My wife encountered a homeless dog, living in the parking lot of a North area shopping center. A sweet and shy dog, who seems to thrive on human company and attention, but only at arms length.

While she has accumulated a host of concerned patrons upon which she depends for survival, she strictly evades direct contact.

The first thing I noticed was that there were dog bowls, water bottles, blankets and toys at multiple sites around the lot.

Clearly she had caught the attention of more than just my wife, and though no one could claim her, there are many who care for her.

One couple who arrive daily to fill her bowls with food and water and quickly depart. There’s Mr. J, a tenant in one of the center’s offices, who has, in many respects, adopted her.

Feeding her daily, as he hatches a plan to capture her, gradually transforming his office into what I imagine the inside of the Child Catcher’s wagon, in Chitty Chitty Bang Bang, looks like, with ropes, nets and, of course, tempting treats.

There’s the construction workers, brothers from New England, who know exactly what she likes to eat.

“She ain’t gonna eat that Salisbury steak” they informed us. “She loves these wing-dings,” he says, as he feeds her from a bag he just purchased. And he’s right, she loves them.

She seems at ease around those two, and they seemed to feel a kinship or understanding with her. They sit a while, just enjoying the pleasure she derives from their treats. There’s a woman who is so moved by her that she cannot talk about her without crying.

There are two women who are close friends and their college-age daughters that we recognized from our children’s equestrian days. They also were bent upon a “rescue” operation.

An alliance formed, of those who could not stand the idea of this dog spending another night in the rain or cold. Who could not accept that this dog had no preventive care, would likely become pregnant, and worst of all, had no physical contact with people. This group was convinced that this dog, the recipient of more collective concern and support than any other dog in Charleston, needed to be rescued. .

The plan was simple. I would concoct a drug-laced snack. She would eat it, fall asleep, and into captivity.

Day 1, Saturday: The team assembled at 8 a.m. A tranquilizer combination was deployed in Salisbury steak. It was a large dose, but one major complication. The guy was right, she would not eat Salisbury steak.

Day 2, Sunday a.m.: Rearmed with tranquilizers and some fresh ground round, I gave it a stiff first dose. “How long will this take,” someone asked. About 15 minutes, I confidently replied. Fifteen minutes later nothing. Confidence shaken, I deployed a second fully loaded meatball. May as well have been espresso; she perkily darted around for two hours and departed into the woods.

Day 3, the following Saturday: Mr. J had a new plan; encircle in temporary fencing. She saw the fence, panicked and was gone.

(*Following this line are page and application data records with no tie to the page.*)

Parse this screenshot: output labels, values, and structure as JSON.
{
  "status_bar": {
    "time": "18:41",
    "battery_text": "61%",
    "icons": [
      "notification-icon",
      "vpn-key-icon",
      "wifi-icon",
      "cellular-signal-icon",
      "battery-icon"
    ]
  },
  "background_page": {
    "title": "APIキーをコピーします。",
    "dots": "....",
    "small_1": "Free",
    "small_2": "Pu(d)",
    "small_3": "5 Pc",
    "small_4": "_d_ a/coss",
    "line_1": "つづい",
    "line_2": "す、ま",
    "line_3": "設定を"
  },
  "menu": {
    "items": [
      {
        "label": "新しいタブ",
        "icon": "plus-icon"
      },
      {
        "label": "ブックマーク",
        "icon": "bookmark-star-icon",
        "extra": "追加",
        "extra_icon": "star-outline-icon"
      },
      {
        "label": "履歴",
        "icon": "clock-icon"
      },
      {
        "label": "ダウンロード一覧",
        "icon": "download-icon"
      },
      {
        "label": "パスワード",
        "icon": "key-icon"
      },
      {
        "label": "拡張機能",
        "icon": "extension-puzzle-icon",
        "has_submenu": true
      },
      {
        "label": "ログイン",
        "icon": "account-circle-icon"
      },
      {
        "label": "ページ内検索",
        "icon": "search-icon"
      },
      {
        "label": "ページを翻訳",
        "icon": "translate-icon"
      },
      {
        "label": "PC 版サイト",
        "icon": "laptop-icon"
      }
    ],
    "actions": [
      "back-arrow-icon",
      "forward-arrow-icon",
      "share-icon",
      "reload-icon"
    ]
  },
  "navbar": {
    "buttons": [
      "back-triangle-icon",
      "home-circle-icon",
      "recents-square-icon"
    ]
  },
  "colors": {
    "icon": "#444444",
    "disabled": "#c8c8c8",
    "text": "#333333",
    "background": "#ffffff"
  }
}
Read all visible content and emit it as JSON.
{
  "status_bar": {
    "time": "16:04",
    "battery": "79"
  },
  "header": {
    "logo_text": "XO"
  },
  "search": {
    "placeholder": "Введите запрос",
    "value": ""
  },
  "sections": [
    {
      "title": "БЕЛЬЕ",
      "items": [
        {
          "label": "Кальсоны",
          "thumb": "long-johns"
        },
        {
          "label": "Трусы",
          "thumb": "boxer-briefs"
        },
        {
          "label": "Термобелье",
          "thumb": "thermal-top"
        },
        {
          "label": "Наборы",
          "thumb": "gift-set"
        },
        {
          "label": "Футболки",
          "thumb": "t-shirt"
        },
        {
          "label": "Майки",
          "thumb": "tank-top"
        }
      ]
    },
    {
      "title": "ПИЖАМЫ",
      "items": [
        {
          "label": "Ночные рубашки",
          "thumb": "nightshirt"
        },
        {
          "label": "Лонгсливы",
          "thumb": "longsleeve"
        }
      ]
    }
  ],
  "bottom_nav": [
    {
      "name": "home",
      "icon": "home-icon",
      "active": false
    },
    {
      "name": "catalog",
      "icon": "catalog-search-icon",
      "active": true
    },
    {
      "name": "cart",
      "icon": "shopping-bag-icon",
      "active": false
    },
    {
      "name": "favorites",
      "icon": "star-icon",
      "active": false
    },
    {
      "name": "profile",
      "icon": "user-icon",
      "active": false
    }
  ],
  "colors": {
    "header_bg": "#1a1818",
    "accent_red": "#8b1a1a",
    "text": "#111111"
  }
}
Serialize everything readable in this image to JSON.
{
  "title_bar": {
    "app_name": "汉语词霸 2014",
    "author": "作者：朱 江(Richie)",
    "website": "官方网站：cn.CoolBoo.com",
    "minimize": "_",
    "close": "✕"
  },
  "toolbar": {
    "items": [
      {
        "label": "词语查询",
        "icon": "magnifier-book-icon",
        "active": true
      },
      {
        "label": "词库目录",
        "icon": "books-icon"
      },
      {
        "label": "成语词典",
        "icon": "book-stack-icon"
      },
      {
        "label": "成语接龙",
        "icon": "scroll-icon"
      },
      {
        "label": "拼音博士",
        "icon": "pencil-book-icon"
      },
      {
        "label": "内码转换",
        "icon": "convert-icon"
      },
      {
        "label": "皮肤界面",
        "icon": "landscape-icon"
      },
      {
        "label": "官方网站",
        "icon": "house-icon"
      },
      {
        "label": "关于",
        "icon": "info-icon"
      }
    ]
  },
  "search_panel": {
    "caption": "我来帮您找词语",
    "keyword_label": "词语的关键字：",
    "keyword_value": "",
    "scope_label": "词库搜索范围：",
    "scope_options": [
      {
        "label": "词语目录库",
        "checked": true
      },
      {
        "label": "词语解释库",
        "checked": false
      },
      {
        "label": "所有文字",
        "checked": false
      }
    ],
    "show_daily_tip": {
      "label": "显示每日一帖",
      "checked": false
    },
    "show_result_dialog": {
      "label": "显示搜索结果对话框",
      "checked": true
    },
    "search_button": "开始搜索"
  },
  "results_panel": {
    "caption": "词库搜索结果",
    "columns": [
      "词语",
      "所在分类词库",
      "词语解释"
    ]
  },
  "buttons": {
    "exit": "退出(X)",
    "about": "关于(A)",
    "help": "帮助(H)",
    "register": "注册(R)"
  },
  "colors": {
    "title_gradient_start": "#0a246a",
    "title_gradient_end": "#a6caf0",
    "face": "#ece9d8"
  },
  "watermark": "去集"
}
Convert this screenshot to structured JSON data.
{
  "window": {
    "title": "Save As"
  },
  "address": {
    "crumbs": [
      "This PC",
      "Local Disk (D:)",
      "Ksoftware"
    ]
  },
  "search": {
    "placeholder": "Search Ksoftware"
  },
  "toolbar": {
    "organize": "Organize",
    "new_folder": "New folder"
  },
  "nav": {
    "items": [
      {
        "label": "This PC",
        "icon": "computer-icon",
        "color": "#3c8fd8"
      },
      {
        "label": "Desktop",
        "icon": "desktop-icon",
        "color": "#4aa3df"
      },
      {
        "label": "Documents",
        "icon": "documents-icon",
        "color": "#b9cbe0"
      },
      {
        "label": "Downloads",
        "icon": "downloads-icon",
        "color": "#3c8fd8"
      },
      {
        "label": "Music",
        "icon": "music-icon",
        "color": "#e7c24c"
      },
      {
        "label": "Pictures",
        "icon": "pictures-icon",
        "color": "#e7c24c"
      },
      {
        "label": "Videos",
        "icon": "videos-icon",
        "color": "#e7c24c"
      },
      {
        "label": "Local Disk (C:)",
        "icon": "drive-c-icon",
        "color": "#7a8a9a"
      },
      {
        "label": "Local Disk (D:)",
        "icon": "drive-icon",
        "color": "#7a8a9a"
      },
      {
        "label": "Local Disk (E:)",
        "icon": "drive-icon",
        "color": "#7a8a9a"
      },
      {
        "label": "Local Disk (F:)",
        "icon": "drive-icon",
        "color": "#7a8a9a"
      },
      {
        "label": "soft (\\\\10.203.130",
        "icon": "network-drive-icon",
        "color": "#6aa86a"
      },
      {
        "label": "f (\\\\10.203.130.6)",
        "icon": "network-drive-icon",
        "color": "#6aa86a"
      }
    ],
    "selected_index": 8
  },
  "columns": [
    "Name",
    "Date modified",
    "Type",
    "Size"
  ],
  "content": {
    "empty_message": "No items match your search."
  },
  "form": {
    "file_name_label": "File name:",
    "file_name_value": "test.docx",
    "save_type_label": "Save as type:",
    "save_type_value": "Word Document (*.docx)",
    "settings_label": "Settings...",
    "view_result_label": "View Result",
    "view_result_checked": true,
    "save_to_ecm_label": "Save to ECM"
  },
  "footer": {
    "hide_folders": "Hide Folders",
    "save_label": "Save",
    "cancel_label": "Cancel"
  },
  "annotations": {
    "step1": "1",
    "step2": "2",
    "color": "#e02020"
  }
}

Immediate failure.

Day 4, Sunday: We assembled in Mr. J’s office for Dunkin doughnuts, coffee and planning. We mixed the drug meatballs, doubling our dosage. She ate readily but seemed agitated and wary, probably from the previous day’s attempt. The trust she had shown Mr. J and my wife was gone.

Then, disaster, in the form of a jogger, appeared. She could have run in any of 180 degrees but she went directly at the dog, who evaded, but the jogger changed course as if in pursuit.

The dog was fed up and dashed off into the woods. Disappointment was soon overtaken by concern. Was the drug dose too high? Will she stagger in front of a car, drift into a fatal anesthetic slumber, or turn into a drug fueled maniac terrorizing the neighborhood. I assured everyone she’d be fine, but I had concerns.

She did not return that day or the next, and Mr. J said that was the first time in 9 months. That evening, Mr. J and I fruitlessly walked the woods for hours. I could not have felt worse. All these caring people trusted me with a plan, which not only failed, but likely killed the dog.

We reasoned that we were saving her and that carried risks; but saving her from what?

Happily, she returned to the lot the following day, looking as fresh as ever, probably after sleeping for 48 hours.

Were we projecting concerns about our own lives. Do we worry about our health care and about what the future holds, require human contact, and assume that her requirements are as ours.

We can never be assured of these things in our own lives, but we can ease our anxiety by securing it for another.

As far as we know, dogs have no concept of mortality or the future. They live their entire lives unburdened by the knowledge that they will grow old, degenerate and die. That’s why they are masters of living in the moment. So, here’s a dog, with a constant flow of attention, company, food, toys and blankets.

She’s free to roam, sleep, play and eat whatever she pleases. We see this through our lens, dominated by concerns for the future, and determine it best to bring her into our world. But, we nearly killed her in the process. Our concerns were valid, and intentions were pure, but were things really so bad?

She hadn’t truly answered the call of the wild, nor had she embraced domestication but was enjoying the best of both worlds.

We still believe that her domestic side should and will prevail, but in this moment, she doesn’t see the need to be rescued, and who can blame her.

Dr. Henri Bianucci and Dr. Perry Jameson are with Veterinary Specialty Care LLC. Send questions to